But the Psalms have fallen into disuse in many of our churches, so that we neither know them nor learn how to pray them. It was very encouraging to hear from Greg Strain (Spicer Street Chapel, St Alban’s) that for the past 150 Sundays they have focused on one Psalm each week in their Sunday morning meetings. They say a few words of introduction about the Psalm, and then the leader reads the Psalm, after which they all sing a paraphrase of the Psalm (often from the Praise! hymn book). After that the Psalm is used as the basis for the main corporate prayer. After 150 weeks, Greg tells me that they’re about to go back and start again at Psalm 1 and that this time they will all read the Psalm together aloud. Greg has told the congregation that they’re going to keep going through the Psalms until they’ve memorised them! Greg comments to me that they have found this very very helpful and that the Psalms “are teaching us to pray”. And also that “(corporate) praying is shaped by Scripture every week and yet is different every week”.
Why Vaughan comes to conferences
Here Vaughan explains why he comes to PT conferences and books early! Our next ministers conference is in May for younger ministers (3-6 May) with Tim Chester and William Taylor and then the senior ministers conference (16-19 May) with great OT scholar Iain Duguid and Hugh Palmer. Listen to Vaughan's advice and book now! Please note that the younger ministers conference is almost fully booked.
Ministry and Marriage (1)
Here we are at the ministers conference and we have had two very good, thorough and challenging sessions on ministry and marriage with John and Ann Benton. For starters here are ten questions for men to ask themselves how difficult they are. Score 0 if you never do this; 1 if you rarely do it; 2 if you sometimes or often do it and 3 if you always do it.
- Assume that at the drop of a hat, she is willing to accommodate anybody or do anything
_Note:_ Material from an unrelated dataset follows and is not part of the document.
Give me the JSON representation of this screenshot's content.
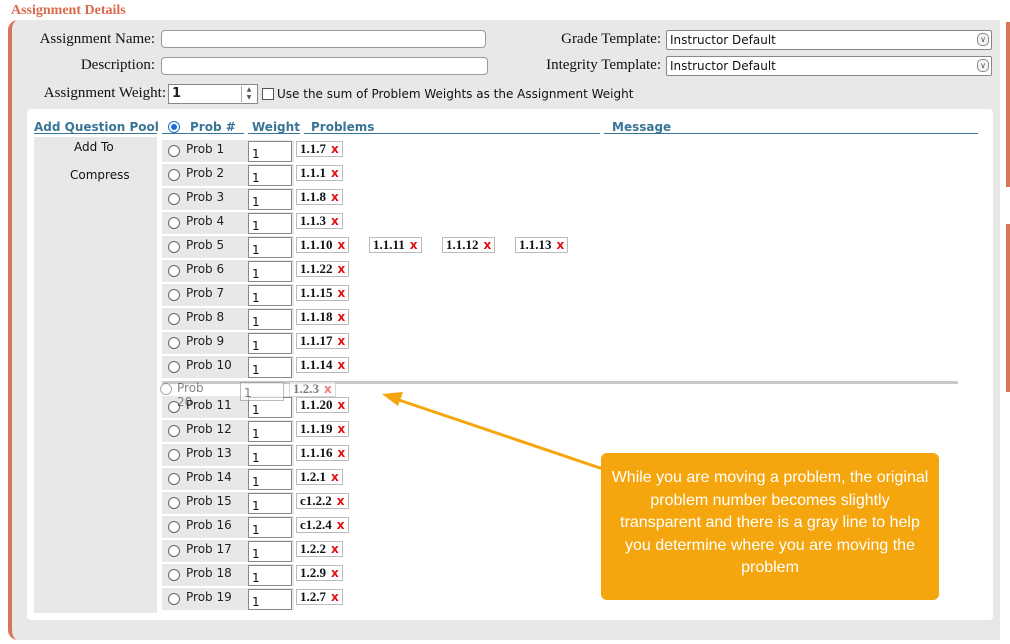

- Accept an away preaching engagement on her birthday or your anniversary
- Opt out of family life except at mealtimes
- Omit to communicate stuff from leaders' meetings which affects her
- Use what time you have off for personal pursuits
- Make jokes or tell stories at your wife's expense in a sermon
- Use headship as an excuse for selfishness
- Say yes to any request even if it overrides family plans
- Expect and use sex for your own consolation only
- Ignore or belittle her behind-the-scenes work
Be honest! Under 10, well done. Over 20, you are in trouble.
Jackman: On preaching long passages in Isaiah
David Jackman: don't just preach long passages to get through a long book. You will tend to be reductionist and preach framework. Pause on a verse or two. Mine the riches. Secure it in its setting, of course. But don't lose the detail.